**Exercise brief**: Please go over the material below and count each line with the string "content", giving only the total.

----

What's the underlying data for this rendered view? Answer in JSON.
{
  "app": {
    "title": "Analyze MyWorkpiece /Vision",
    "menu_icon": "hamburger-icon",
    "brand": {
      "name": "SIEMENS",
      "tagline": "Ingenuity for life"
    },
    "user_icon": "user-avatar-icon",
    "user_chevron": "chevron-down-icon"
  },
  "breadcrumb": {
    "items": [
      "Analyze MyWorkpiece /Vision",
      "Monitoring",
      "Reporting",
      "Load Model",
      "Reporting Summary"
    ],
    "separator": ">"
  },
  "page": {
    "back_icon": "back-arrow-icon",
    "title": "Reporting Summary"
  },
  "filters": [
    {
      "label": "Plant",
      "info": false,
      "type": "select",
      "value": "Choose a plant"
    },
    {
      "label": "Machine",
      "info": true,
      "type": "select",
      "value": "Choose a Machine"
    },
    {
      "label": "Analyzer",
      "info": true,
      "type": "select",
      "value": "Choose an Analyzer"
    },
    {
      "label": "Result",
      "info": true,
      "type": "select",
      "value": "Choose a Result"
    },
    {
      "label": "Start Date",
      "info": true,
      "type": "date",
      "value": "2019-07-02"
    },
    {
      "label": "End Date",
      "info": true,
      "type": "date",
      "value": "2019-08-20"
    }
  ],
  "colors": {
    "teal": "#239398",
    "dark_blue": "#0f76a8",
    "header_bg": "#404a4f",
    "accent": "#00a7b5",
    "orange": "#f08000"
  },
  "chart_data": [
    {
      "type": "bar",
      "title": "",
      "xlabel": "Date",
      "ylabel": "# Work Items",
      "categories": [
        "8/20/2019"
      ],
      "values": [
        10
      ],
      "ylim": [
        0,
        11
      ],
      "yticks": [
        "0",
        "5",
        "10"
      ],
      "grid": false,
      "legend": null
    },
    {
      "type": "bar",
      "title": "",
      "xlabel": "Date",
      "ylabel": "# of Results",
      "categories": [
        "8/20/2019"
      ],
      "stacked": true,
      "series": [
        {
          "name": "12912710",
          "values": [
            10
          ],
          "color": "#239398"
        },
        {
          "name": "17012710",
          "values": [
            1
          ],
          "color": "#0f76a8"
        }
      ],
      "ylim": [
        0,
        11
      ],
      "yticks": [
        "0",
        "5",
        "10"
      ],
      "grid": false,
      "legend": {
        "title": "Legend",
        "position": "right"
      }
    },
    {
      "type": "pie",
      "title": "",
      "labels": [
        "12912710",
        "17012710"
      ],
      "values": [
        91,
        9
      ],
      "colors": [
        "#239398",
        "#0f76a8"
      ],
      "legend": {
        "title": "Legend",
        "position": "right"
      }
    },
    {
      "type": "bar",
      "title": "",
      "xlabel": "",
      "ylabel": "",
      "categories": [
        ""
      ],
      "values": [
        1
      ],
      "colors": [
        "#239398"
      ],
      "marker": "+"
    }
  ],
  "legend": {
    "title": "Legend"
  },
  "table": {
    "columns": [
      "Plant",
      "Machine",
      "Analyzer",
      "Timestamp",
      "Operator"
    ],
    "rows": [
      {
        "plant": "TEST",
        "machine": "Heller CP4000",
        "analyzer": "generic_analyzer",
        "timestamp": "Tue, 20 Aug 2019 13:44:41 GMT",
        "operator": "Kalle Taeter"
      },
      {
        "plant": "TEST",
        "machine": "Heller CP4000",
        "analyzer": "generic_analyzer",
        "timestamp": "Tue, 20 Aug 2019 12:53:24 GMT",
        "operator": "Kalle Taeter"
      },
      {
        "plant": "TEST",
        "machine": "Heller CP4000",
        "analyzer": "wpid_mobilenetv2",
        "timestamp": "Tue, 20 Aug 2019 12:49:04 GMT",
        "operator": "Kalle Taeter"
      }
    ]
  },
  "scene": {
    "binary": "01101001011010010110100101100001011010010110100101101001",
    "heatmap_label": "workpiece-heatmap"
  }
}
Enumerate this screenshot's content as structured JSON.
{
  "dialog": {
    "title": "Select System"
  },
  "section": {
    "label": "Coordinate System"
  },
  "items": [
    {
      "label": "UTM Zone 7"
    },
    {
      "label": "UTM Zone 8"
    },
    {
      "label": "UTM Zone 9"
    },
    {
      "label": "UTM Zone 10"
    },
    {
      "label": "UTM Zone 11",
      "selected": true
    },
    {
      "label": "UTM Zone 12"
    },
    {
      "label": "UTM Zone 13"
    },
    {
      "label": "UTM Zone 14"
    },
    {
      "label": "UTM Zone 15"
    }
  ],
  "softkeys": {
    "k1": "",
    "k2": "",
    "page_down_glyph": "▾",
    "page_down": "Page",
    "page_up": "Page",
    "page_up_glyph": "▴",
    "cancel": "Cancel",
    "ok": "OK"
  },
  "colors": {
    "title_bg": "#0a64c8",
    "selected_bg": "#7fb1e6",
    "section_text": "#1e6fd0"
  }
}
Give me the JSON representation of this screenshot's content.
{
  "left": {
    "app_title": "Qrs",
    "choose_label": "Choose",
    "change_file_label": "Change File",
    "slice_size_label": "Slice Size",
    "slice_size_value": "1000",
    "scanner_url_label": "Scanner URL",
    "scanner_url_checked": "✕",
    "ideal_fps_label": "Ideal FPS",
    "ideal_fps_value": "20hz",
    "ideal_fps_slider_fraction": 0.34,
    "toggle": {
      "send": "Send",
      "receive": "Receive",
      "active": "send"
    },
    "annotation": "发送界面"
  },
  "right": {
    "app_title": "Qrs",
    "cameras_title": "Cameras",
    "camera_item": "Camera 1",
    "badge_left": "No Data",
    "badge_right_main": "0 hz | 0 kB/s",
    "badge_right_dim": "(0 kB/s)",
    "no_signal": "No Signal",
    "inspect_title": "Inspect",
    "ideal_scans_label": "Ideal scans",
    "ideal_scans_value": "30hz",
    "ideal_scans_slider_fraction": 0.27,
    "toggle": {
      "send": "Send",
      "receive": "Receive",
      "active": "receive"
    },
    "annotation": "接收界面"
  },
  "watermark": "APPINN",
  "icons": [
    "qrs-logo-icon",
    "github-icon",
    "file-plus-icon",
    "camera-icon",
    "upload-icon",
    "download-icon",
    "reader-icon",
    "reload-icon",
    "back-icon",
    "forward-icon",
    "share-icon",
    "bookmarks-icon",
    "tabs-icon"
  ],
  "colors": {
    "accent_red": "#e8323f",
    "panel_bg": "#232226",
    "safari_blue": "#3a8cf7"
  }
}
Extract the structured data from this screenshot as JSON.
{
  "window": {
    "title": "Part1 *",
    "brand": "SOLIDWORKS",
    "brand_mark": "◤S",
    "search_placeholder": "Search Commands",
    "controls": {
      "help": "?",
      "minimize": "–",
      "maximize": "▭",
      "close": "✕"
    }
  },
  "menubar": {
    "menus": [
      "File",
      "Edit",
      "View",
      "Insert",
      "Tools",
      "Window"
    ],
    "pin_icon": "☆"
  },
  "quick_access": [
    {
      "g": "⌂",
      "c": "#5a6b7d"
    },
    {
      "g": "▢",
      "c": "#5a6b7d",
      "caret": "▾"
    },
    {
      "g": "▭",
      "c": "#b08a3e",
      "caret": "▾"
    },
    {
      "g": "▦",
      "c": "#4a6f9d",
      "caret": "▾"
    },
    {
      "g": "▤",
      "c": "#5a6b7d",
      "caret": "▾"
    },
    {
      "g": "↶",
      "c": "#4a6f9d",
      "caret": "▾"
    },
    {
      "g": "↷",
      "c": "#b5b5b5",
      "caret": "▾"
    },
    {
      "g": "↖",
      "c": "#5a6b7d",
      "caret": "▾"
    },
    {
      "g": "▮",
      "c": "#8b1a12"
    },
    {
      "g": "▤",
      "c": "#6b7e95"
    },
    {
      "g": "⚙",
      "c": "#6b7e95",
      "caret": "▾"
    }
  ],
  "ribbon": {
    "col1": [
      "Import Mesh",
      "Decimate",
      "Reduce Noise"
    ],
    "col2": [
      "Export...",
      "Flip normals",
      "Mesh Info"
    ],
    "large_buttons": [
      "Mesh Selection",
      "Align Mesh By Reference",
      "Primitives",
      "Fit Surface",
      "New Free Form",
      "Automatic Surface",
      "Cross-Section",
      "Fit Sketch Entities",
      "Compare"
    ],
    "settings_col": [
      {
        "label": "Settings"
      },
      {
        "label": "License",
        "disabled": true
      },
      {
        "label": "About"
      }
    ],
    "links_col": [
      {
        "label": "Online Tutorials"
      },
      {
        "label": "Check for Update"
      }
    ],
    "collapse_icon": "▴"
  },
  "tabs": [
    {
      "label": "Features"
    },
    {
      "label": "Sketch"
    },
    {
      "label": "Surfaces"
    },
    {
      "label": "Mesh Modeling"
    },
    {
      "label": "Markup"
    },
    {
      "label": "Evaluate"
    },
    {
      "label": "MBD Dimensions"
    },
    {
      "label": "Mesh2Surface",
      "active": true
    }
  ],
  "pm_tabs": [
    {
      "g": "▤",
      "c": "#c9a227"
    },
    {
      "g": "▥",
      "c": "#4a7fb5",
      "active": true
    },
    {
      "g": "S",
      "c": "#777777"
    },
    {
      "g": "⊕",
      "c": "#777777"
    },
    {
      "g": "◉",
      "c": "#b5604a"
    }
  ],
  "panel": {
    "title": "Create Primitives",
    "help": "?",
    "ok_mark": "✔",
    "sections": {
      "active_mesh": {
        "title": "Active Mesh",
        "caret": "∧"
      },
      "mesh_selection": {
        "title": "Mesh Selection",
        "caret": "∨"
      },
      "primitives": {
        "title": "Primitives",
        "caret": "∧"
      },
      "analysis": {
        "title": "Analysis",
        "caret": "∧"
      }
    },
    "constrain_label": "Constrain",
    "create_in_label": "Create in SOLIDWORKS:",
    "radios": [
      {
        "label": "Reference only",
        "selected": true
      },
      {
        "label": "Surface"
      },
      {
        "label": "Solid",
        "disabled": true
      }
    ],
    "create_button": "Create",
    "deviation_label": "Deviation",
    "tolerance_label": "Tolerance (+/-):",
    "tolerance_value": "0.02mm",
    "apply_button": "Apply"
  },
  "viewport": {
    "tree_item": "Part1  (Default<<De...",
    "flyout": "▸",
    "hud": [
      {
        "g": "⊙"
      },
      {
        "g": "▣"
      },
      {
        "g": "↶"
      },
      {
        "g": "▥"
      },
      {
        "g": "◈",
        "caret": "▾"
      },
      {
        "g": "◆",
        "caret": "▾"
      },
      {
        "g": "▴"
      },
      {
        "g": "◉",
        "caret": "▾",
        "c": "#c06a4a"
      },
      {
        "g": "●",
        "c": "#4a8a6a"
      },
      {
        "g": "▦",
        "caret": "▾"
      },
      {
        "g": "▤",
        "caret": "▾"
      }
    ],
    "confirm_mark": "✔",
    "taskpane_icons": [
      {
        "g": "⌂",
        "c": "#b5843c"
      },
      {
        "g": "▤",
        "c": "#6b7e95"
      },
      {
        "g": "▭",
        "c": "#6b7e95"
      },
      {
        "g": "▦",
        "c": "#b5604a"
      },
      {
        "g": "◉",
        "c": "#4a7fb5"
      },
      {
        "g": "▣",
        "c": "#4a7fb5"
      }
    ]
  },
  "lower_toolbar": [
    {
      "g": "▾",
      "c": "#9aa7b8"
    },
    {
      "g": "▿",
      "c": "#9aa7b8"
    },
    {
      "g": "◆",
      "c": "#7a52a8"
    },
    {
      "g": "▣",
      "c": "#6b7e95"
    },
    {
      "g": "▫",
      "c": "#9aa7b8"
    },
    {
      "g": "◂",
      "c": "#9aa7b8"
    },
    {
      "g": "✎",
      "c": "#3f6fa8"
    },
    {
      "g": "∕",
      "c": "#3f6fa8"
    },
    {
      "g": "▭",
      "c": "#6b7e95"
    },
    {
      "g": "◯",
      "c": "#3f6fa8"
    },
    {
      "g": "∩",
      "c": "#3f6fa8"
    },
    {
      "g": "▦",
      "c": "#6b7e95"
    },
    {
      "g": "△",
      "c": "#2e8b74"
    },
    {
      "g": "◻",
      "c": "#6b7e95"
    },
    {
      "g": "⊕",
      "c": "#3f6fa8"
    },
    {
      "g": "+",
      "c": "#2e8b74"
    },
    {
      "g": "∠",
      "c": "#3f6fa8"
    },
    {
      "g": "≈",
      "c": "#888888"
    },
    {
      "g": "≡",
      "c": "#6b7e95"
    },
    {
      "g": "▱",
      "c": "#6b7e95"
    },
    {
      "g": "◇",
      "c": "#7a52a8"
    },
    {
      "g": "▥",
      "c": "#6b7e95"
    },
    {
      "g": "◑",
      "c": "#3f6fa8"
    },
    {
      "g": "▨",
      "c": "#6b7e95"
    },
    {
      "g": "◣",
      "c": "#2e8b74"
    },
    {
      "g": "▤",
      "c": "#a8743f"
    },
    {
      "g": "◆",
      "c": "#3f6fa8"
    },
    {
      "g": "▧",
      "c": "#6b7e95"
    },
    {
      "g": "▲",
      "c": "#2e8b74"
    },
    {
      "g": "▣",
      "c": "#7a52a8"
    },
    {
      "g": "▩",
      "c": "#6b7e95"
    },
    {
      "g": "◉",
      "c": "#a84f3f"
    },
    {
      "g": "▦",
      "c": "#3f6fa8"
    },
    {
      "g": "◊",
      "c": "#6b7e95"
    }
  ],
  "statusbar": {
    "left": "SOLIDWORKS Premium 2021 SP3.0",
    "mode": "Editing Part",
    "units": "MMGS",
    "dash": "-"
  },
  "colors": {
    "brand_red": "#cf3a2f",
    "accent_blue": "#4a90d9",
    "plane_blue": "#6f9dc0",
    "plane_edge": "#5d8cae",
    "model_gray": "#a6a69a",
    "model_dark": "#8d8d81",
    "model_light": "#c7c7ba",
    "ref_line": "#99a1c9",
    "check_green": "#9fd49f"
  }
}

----

**Exercise solution**: 2